A treasure hunt, which saw over 100 people searching for a 10oz gold bullion worth around £9,000 across East Lincolnshire, has been won by a couple from near Market Rasen
When Sue Blackburn suggested to her husband Mick that she would like the to enter The Riddle of the Marshes treasure hunt, organised by the Lincolnshire Coastal Grazing Marshes Project, neither of them thought that they would go on to win it.
The innovative treasure hunt was launched in May and posed the question, ‘is grass worth more than gold?’ with participants learning about Lincolnshire’s coastal grazing marshes in order to unlock a vault containing the gold.
Mr Blackburn said: “When Sue saw this treasure hunt we thought that we would have a go as it is the sort of thing that we enjoy doing, but we never thought that we would win – we never win anything. It was just a bit on fun. I think we are both still in shock.
“I have no idea what we will do with the gold as we didn’t think that we would win it so didn’t think about that. We have already put it in the bank, but apart from that we don’t know yet.”

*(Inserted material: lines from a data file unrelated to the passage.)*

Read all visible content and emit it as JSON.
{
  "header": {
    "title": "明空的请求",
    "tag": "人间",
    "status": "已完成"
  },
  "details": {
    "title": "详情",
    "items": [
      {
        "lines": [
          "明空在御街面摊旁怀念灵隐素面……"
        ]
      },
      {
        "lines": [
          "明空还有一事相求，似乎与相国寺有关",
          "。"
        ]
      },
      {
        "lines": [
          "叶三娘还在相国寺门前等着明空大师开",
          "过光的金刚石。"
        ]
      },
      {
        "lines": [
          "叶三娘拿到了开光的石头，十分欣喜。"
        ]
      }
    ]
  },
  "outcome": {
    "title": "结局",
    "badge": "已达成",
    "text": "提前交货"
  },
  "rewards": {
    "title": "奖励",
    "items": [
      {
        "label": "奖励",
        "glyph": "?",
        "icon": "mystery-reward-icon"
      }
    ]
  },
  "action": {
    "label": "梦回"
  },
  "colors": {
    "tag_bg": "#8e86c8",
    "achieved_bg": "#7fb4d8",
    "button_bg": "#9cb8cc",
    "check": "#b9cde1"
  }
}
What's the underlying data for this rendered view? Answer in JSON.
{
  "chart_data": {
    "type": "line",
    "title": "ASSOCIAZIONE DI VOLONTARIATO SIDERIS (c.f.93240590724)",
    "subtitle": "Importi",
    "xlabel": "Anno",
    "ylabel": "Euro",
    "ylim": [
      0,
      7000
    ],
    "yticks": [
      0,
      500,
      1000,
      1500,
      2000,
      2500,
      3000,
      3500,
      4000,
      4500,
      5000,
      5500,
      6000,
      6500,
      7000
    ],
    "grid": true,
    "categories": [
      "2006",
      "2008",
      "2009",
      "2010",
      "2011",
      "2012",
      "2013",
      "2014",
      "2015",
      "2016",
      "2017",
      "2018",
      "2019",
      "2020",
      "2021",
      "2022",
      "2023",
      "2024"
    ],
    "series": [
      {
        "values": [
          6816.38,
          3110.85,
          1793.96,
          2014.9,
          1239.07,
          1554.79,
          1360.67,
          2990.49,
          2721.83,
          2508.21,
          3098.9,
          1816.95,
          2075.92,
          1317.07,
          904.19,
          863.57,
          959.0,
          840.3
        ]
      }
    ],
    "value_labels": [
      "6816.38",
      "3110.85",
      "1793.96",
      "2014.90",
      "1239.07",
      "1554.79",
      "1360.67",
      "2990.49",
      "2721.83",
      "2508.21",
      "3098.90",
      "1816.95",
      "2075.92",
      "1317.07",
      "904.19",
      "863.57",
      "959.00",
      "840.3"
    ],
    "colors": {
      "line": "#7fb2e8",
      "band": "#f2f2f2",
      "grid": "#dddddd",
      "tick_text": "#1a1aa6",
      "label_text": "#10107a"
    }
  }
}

Treasure hunters were given six months to find the answers to a riddle which would unlock a vault containing the gold. The treasure hunt was thought up by project officer Joe Blissett as a novel way of encouraging people to learn about and explore local wildlife and history by solving clues based around myths, mysteries, folklore and the rich cultural heritage of the Lincolnshire Coastal Grazing Marshes which stretch from Grimsby to Gibraltar Point.
He said: “Lincolnshire’s Coastal Grazing Marshes helped bring prosperity and global links to this little known corner of England, in fact East Lindsey has an awful lot of history behind the landscape we see today and one which is also incredibly important to wildlife throughout the seasons. Without an understanding of what we’ve got, we’re in danger of losing it forever through changes in farming and an increasing population. The prospect of winning the gold bullion has helped us to promote the area’s extraordinary history and wonderful natural environment to residents and visitors alike.”
The project put the county back on the global stage, with packs being sold to people from across Europe as well as Canada, USA and Thailand, helping to raise the profile of the landscape’s fascinating history, dialect and wildlife, protecting the threatened rural landscape.
The ‘Riddle’ pack is available to download for free from the www.lincsmarshes.org.uk